Dataset records

»»

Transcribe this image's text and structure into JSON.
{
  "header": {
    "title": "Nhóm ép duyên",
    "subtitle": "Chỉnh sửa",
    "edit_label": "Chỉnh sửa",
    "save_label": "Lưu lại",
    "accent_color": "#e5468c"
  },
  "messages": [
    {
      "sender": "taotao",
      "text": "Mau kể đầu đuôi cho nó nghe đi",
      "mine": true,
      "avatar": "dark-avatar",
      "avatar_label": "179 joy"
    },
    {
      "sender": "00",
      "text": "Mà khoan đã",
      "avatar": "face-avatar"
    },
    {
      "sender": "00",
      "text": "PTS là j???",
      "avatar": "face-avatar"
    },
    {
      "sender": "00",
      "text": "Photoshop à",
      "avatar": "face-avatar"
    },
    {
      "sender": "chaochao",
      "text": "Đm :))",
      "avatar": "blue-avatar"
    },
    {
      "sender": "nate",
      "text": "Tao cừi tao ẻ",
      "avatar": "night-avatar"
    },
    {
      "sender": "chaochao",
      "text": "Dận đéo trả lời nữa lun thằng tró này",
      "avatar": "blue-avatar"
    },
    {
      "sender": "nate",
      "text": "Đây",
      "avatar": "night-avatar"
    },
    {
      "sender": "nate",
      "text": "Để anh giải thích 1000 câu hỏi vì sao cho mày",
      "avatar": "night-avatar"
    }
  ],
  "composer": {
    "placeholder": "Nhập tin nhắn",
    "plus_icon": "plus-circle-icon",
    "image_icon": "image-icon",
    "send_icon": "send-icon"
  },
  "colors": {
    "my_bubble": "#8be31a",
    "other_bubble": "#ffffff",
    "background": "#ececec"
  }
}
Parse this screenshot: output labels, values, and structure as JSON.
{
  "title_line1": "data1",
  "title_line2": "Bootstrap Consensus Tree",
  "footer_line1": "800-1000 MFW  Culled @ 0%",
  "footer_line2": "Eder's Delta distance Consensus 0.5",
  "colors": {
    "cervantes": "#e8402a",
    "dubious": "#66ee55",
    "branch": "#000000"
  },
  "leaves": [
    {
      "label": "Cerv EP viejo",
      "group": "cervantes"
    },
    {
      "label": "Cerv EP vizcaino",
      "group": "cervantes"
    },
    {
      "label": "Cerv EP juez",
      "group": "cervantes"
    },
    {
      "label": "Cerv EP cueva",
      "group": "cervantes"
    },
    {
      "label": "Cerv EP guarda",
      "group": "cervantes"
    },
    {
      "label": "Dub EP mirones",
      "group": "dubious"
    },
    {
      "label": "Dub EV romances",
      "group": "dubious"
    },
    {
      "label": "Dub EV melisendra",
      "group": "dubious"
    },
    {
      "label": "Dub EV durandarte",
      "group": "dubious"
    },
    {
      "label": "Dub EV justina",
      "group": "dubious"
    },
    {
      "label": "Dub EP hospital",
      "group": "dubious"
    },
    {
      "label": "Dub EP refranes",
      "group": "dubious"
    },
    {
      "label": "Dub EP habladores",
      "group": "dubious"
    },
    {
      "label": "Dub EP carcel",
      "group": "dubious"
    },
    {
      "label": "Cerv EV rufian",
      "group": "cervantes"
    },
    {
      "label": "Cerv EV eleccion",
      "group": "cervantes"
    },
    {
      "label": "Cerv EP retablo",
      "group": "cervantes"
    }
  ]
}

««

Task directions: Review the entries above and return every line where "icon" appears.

Task response:
    "plus_icon": "plus-circle-icon",
    "image_icon": "image-icon",
    "send_icon": "send-icon"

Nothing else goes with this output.